> [Listed entries]:
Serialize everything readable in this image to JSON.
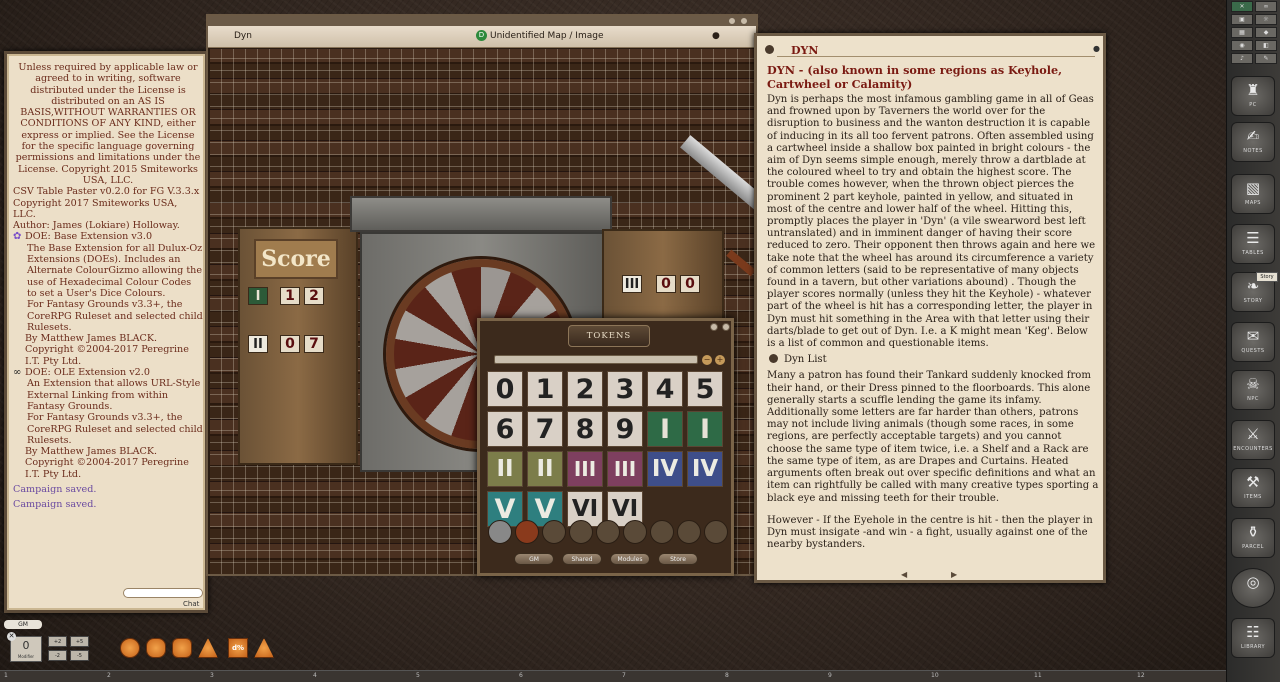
{
  "chat": {
    "lines": [
      "Unless required by applicable law or agreed to in writing, software distributed under the License is distributed on an AS IS BASIS,WITHOUT WARRANTIES OR CONDITIONS OF ANY KIND, either express or implied. See the License for the specific language governing permissions and limitations under the License. Copyright 2015 Smiteworks USA, LLC.",
      "CSV Table Paster v0.2.0 for FG V.3.3.x Copyright 2017 Smiteworks USA, LLC.",
      "Author: James (Lokiare) Holloway.",
      "DOE: Base Extension v3.0",
      "The Base Extension for all Dulux-Oz Extensions (DOEs). Includes an Alternate ColourGizmo allowing the use of Hexadecimal Colour Codes to set a User's Dice Colours.",
      "For Fantasy Grounds v3.3+, the CoreRPG Ruleset and selected child Rulesets.",
      "By Matthew James BLACK.",
      "Copyright ©2004-2017 Peregrine I.T. Pty Ltd.",
      "DOE: OLE Extension v2.0",
      "An Extension that allows URL-Style External Linking from within Fantasy Grounds.",
      "For Fantasy Grounds v3.3+, the CoreRPG Ruleset and selected child Rulesets.",
      "By Matthew James BLACK.",
      "Copyright ©2004-2017 Peregrine I.T. Pty Ltd.",
      "Campaign saved.",
      "Campaign saved."
    ],
    "input_label": "Chat"
  },
  "image_window": {
    "title_left": "Dyn",
    "title_center": "Unidentified Map / Image",
    "score_sign": "Score",
    "score_left": [
      "I",
      "1",
      "2",
      "II",
      "0",
      "7"
    ],
    "score_right": [
      "III",
      "0",
      "0"
    ]
  },
  "tokens": {
    "title": "TOKENS",
    "tokens": [
      "0",
      "1",
      "2",
      "3",
      "4",
      "5",
      "6",
      "7",
      "8",
      "9",
      "I",
      "I",
      "II",
      "II",
      "III",
      "III",
      "IV",
      "IV",
      "V",
      "V",
      "VI",
      "VI"
    ],
    "colors": [
      "w",
      "w",
      "w",
      "w",
      "w",
      "w",
      "w",
      "w",
      "w",
      "w",
      "g",
      "g",
      "o",
      "o",
      "p",
      "p",
      "b",
      "b",
      "t",
      "t",
      "w",
      "w"
    ],
    "buttons": [
      "GM",
      "Shared",
      "Modules",
      "Store"
    ]
  },
  "story": {
    "title": "DYN",
    "heading": "DYN - (also known in some regions as Keyhole, Cartwheel or Calamity)",
    "paragraph1": "Dyn is perhaps the most infamous gambling game in all of Geas and frowned upon by Taverners the world over for the disruption to business and the wanton destruction it is capable of inducing in its all too fervent patrons. Often assembled using a cartwheel inside a shallow box painted in bright colours - the aim of Dyn seems simple enough, merely throw a dartblade at the coloured wheel to try and obtain the highest score. The trouble comes however, when the thrown object pierces the prominent 2 part keyhole, painted in yellow, and situated in most of the centre and lower half of the wheel. Hitting this, promptly places the player in 'Dyn' (a vile swearword best left untranslated) and in imminent danger of having their score reduced to zero. Their opponent then throws again and here we take note that the wheel has around its circumference a variety of common letters (said to be representative of many objects found in a tavern, but other variations abound) . Though the player scores normally (unless they hit the Keyhole) - whatever part of the wheel is hit has a corresponding letter, the player in Dyn must hit something in the Area with that letter using their darts/blade to get out of Dyn. I.e. a K might mean 'Keg'. Below is a list of common and questionable items.",
    "list_title": "Dyn List",
    "paragraph2": "Many a patron has found their Tankard suddenly knocked from their hand, or their Dress pinned to the floorboards. This alone generally starts a scuffle lending the game its infamy. Additionally some letters are far harder than others, patrons may not include living animals (though some races, in some regions, are perfectly acceptable targets)   and you cannot choose the same type of item twice, i.e. a Shelf and a Rack are the same type of item, as are Drapes and Curtains. Heated arguments often break out over specific definitions and what an item can rightfully be called with many creative types sporting a black eye and missing teeth for their trouble.",
    "paragraph3": "However - If the Eyehole in the centre is hit - then the player in Dyn must insigate -and win - a fight, usually against one of the nearby bystanders."
  },
  "sidebar": {
    "buttons": [
      "PC",
      "NOTES",
      "MAPS",
      "TABLES",
      "STORY",
      "QUESTS",
      "NPC",
      "ENCOUNTERS",
      "ITEMS",
      "PARCEL",
      "",
      "LIBRARY"
    ],
    "tooltip": "Story"
  },
  "dice_bar": {
    "gm_label": "GM",
    "modifier_value": "0",
    "modifier_label": "Modifier",
    "mod_buttons": [
      "+2",
      "-2",
      "+5",
      "-5"
    ],
    "dice": [
      "d4",
      "d6",
      "d8",
      "d10",
      "d12",
      "d20",
      "d%"
    ],
    "dice_shown": [
      "",
      "",
      "",
      "",
      "",
      "",
      "d%",
      ""
    ]
  },
  "ruler": [
    "1",
    "2",
    "3",
    "4",
    "5",
    "6",
    "7",
    "8",
    "9",
    "10",
    "11",
    "12"
  ]
}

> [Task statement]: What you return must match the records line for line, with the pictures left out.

> [The completed task]:
Serialize everything readable in this image to JSON.
{
  "chat": {
    "lines": [
      "Unless required by applicable law or agreed to in writing, software distributed under the License is distributed on an AS IS BASIS,WITHOUT WARRANTIES OR CONDITIONS OF ANY KIND, either express or implied. See the License for the specific language governing permissions and limitations under the License. Copyright 2015 Smiteworks USA, LLC.",
      "CSV Table Paster v0.2.0 for FG V.3.3.x Copyright 2017 Smiteworks USA, LLC.",
      "Author: James (Lokiare) Holloway.",
      "DOE: Base Extension v3.0",
      "The Base Extension for all Dulux-Oz Extensions (DOEs). Includes an Alternate ColourGizmo allowing the use of Hexadecimal Colour Codes to set a User's Dice Colours.",
      "For Fantasy Grounds v3.3+, the CoreRPG Ruleset and selected child Rulesets.",
      "By Matthew James BLACK.",
      "Copyright ©2004-2017 Peregrine I.T. Pty Ltd.",
      "DOE: OLE Extension v2.0",
      "An Extension that allows URL-Style External Linking from within Fantasy Grounds.",
      "For Fantasy Grounds v3.3+, the CoreRPG Ruleset and selected child Rulesets.",
      "By Matthew James BLACK.",
      "Copyright ©2004-2017 Peregrine I.T. Pty Ltd.",
      "Campaign saved.",
      "Campaign saved."
    ],
    "input_label": "Chat"
  },
  "image_window": {
    "title_left": "Dyn",
    "title_center": "Unidentified Map / Image",
    "score_sign": "Score",
    "score_left": [
      "I",
      "1",
      "2",
      "II",
      "0",
      "7"
    ],
    "score_right": [
      "III",
      "0",
      "0"
    ]
  },
  "tokens": {
    "title": "TOKENS",
    "tokens": [
      "0",
      "1",
      "2",
      "3",
      "4",
      "5",
      "6",
      "7",
      "8",
      "9",
      "I",
      "I",
      "II",
      "II",
      "III",
      "III",
      "IV",
      "IV",
      "V",
      "V",
      "VI",
      "VI"
    ],
    "colors": [
      "w",
      "w",
      "w",
      "w",
      "w",
      "w",
      "w",
      "w",
      "w",
      "w",
      "g",
      "g",
      "o",
      "o",
      "p",
      "p",
      "b",
      "b",
      "t",
      "t",
      "w",
      "w"
    ],
    "buttons": [
      "GM",
      "Shared",
      "Modules",
      "Store"
    ]
  },
  "story": {
    "title": "DYN",
    "heading": "DYN - (also known in some regions as Keyhole, Cartwheel or Calamity)",
    "paragraph1": "Dyn is perhaps the most infamous gambling game in all of Geas and frowned upon by Taverners the world over for the disruption to business and the wanton destruction it is capable of inducing in its all too fervent patrons. Often assembled using a cartwheel inside a shallow box painted in bright colours - the aim of Dyn seems simple enough, merely throw a dartblade at the coloured wheel to try and obtain the highest score. The trouble comes however, when the thrown object pierces the prominent 2 part keyhole, painted in yellow, and situated in most of the centre and lower half of the wheel. Hitting this, promptly places the player in 'Dyn' (a vile swearword best left untranslated) and in imminent danger of having their score reduced to zero. Their opponent then throws again and here we take note that the wheel has around its circumference a variety of common letters (said to be representative of many objects found in a tavern, but other variations abound) . Though the player scores normally (unless they hit the Keyhole) - whatever part of the wheel is hit has a corresponding letter, the player in Dyn must hit something in the Area with that letter using their darts/blade to get out of Dyn. I.e. a K might mean 'Keg'. Below is a list of common and questionable items.",
    "list_title": "Dyn List",
    "paragraph2": "Many a patron has found their Tankard suddenly knocked from their hand, or their Dress pinned to the floorboards. This alone generally starts a scuffle lending the game its infamy. Additionally some letters are far harder than others, patrons may not include living animals (though some races, in some regions, are perfectly acceptable targets)   and you cannot choose the same type of item twice, i.e. a Shelf and a Rack are the same type of item, as are Drapes and Curtains. Heated arguments often break out over specific definitions and what an item can rightfully be called with many creative types sporting a black eye and missing teeth for their trouble.",
    "paragraph3": "However - If the Eyehole in the centre is hit - then the player in Dyn must insigate -and win - a fight, usually against one of the nearby bystanders."
  },
  "sidebar": {
    "buttons": [
      "PC",
      "NOTES",
      "MAPS",
      "TABLES",
      "STORY",
      "QUESTS",
      "NPC",
      "ENCOUNTERS",
      "ITEMS",
      "PARCEL",
      "",
      "LIBRARY"
    ],
    "tooltip": "Story"
  },
  "dice_bar": {
    "gm_label": "GM",
    "modifier_value": "0",
    "modifier_label": "Modifier",
    "mod_buttons": [
      "+2",
      "-2",
      "+5",
      "-5"
    ],
    "dice": [
      "d4",
      "d6",
      "d8",
      "d10",
      "d12",
      "d20",
      "d%"
    ],
    "dice_shown": [
      "",
      "",
      "",
      "",
      "",
      "",
      "d%",
      ""
    ]
  },
  "ruler": [
    "1",
    "2",
    "3",
    "4",
    "5",
    "6",
    "7",
    "8",
    "9",
    "10",
    "11",
    "12"
  ]
}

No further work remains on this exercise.